▼

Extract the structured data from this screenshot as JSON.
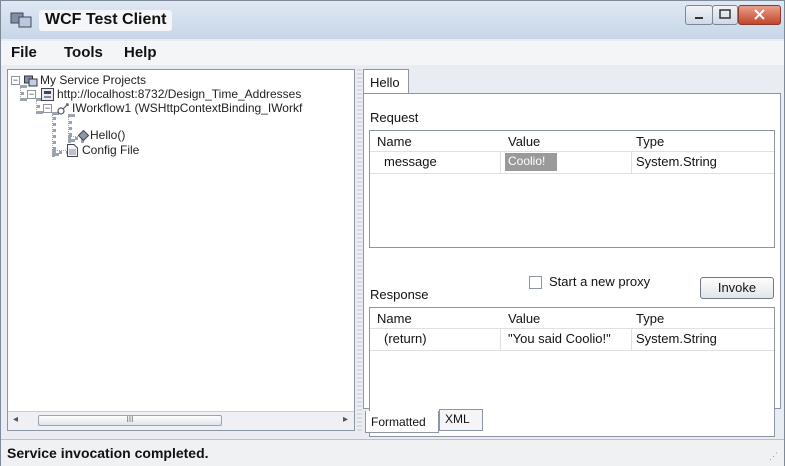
{
  "window": {
    "title": "WCF Test Client"
  },
  "menu": {
    "items": [
      "File",
      "Tools",
      "Help"
    ]
  },
  "tree": {
    "root": "My Service Projects",
    "endpoint": "http://localhost:8732/Design_Time_Addresses",
    "contract": "IWorkflow1 (WSHttpContextBinding_IWorkf",
    "operation": "Hello()",
    "config": "Config File"
  },
  "scrollbar": {
    "grip": "III"
  },
  "tab": {
    "label": "Hello"
  },
  "request": {
    "label": "Request",
    "columns": [
      "Name",
      "Value",
      "Type"
    ],
    "rows": [
      {
        "name": "message",
        "value": "Coolio!",
        "type": "System.String"
      }
    ]
  },
  "controls": {
    "new_proxy_label": "Start a new proxy",
    "invoke_label": "Invoke"
  },
  "response": {
    "label": "Response",
    "columns": [
      "Name",
      "Value",
      "Type"
    ],
    "rows": [
      {
        "name": "(return)",
        "value": "\"You said Coolio!\"",
        "type": "System.String"
      }
    ]
  },
  "bottom_tabs": [
    "Formatted",
    "XML"
  ],
  "status": {
    "text": "Service invocation completed."
  }
}
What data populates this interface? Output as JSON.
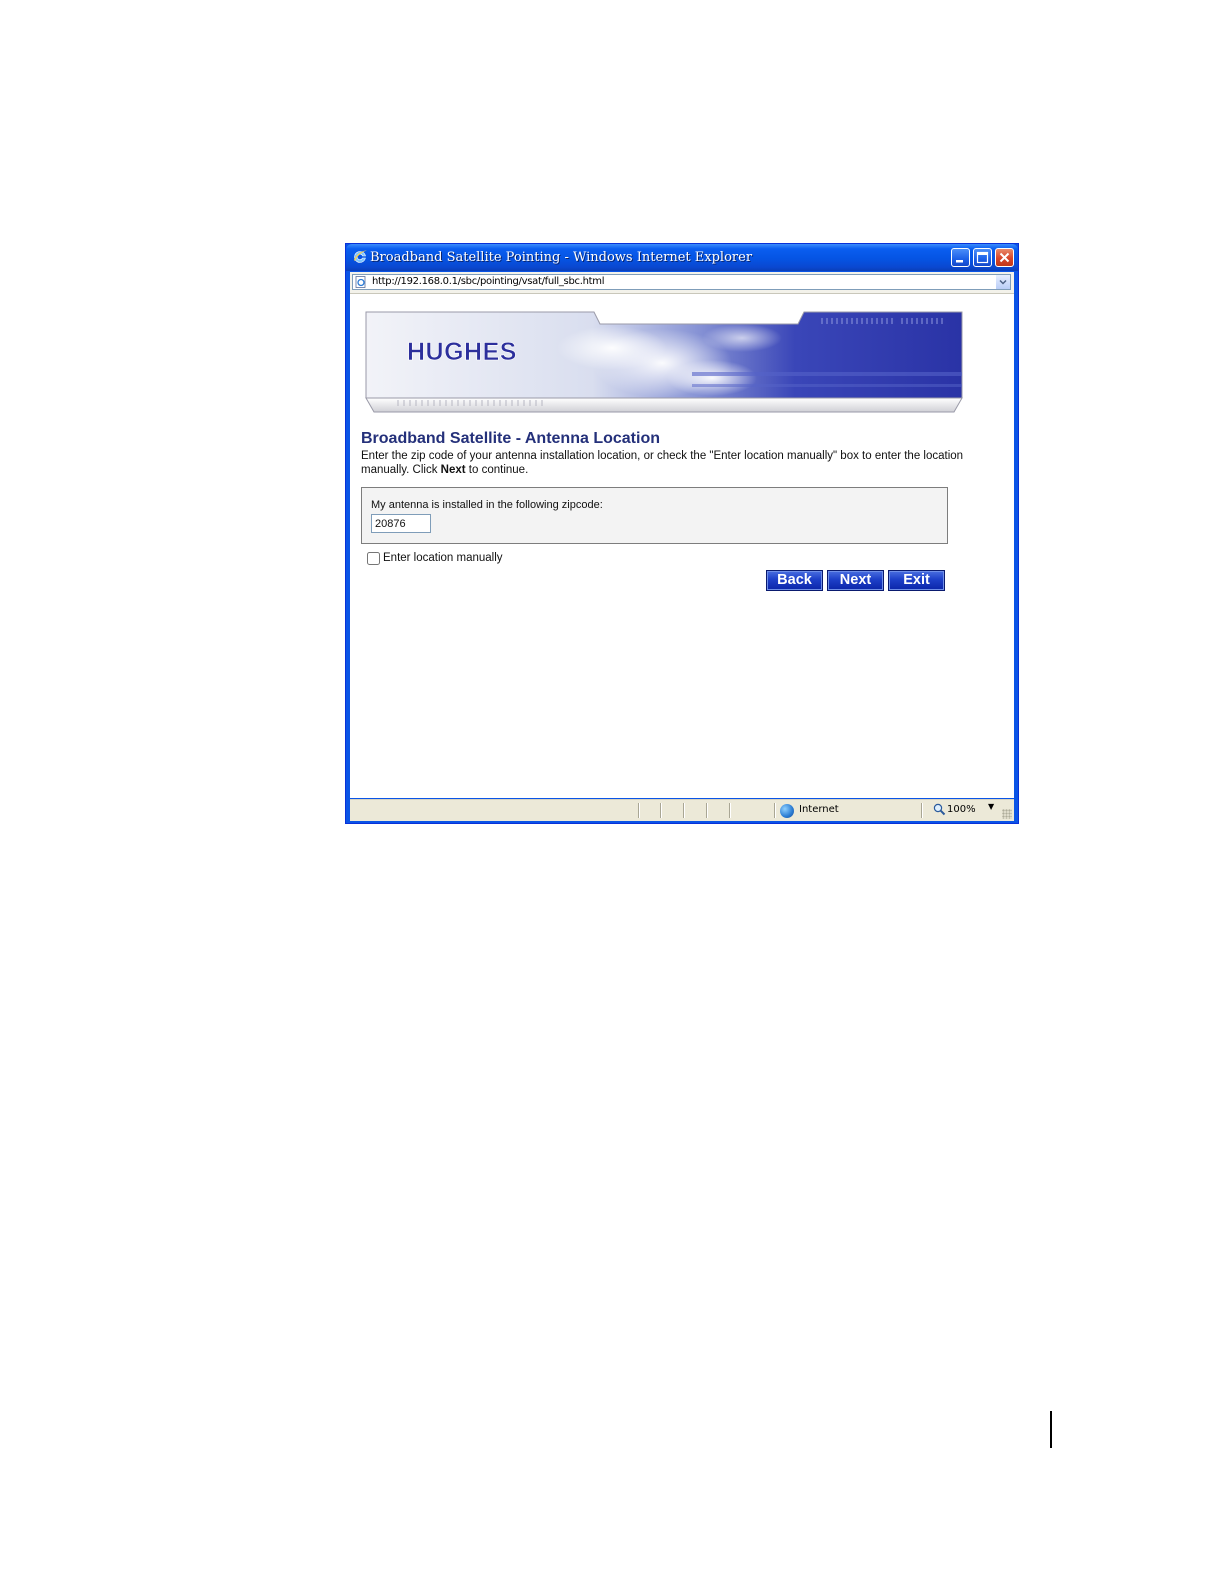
{
  "window": {
    "title": "Broadband Satellite Pointing - Windows Internet Explorer",
    "address_url": "http://192.168.0.1/sbc/pointing/vsat/full_sbc.html"
  },
  "banner": {
    "logo_text": "HUGHES",
    "brand_color": "#2c2f9c"
  },
  "page": {
    "heading": "Broadband Satellite - Antenna Location",
    "instructions_part1": "Enter the zip code of your antenna installation location, or check the \"Enter location manually\" box to enter the location manually. Click ",
    "instructions_bold": "Next",
    "instructions_part2": " to continue.",
    "zip_label": "My antenna is installed in the following zipcode:",
    "zip_value": "20876",
    "manual_checkbox_label": "Enter location manually",
    "manual_checkbox_checked": false
  },
  "buttons": {
    "back": "Back",
    "next": "Next",
    "exit": "Exit"
  },
  "statusbar": {
    "zone": "Internet",
    "zoom": "100%"
  },
  "colors": {
    "heading": "#24307a",
    "button_blue": "#1d3fc8",
    "xp_title_blue": "#0554e3"
  }
}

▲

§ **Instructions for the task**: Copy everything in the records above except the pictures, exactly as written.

§ **Solution to the exercise**:
Extract the structured data from this screenshot as JSON.
{
  "window": {
    "title": "WCF Test Client"
  },
  "menu": {
    "items": [
      "File",
      "Tools",
      "Help"
    ]
  },
  "tree": {
    "root": "My Service Projects",
    "endpoint": "http://localhost:8732/Design_Time_Addresses",
    "contract": "IWorkflow1 (WSHttpContextBinding_IWorkf",
    "operation": "Hello()",
    "config": "Config File"
  },
  "scrollbar": {
    "grip": "III"
  },
  "tab": {
    "label": "Hello"
  },
  "request": {
    "label": "Request",
    "columns": [
      "Name",
      "Value",
      "Type"
    ],
    "rows": [
      {
        "name": "message",
        "value": "Coolio!",
        "type": "System.String"
      }
    ]
  },
  "controls": {
    "new_proxy_label": "Start a new proxy",
    "invoke_label": "Invoke"
  },
  "response": {
    "label": "Response",
    "columns": [
      "Name",
      "Value",
      "Type"
    ],
    "rows": [
      {
        "name": "(return)",
        "value": "\"You said Coolio!\"",
        "type": "System.String"
      }
    ]
  },
  "bottom_tabs": [
    "Formatted",
    "XML"
  ],
  "status": {
    "text": "Service invocation completed."
  }
}
What data populates this interface? Output as JSON.
{
  "window": {
    "title": "Broadband Satellite Pointing - Windows Internet Explorer",
    "address_url": "http://192.168.0.1/sbc/pointing/vsat/full_sbc.html"
  },
  "banner": {
    "logo_text": "HUGHES",
    "brand_color": "#2c2f9c"
  },
  "page": {
    "heading": "Broadband Satellite - Antenna Location",
    "instructions_part1": "Enter the zip code of your antenna installation location, or check the \"Enter location manually\" box to enter the location manually. Click ",
    "instructions_bold": "Next",
    "instructions_part2": " to continue.",
    "zip_label": "My antenna is installed in the following zipcode:",
    "zip_value": "20876",
    "manual_checkbox_label": "Enter location manually",
    "manual_checkbox_checked": false
  },
  "buttons": {
    "back": "Back",
    "next": "Next",
    "exit": "Exit"
  },
  "statusbar": {
    "zone": "Internet",
    "zoom": "100%"
  },
  "colors": {
    "heading": "#24307a",
    "button_blue": "#1d3fc8",
    "xp_title_blue": "#0554e3"
  }
}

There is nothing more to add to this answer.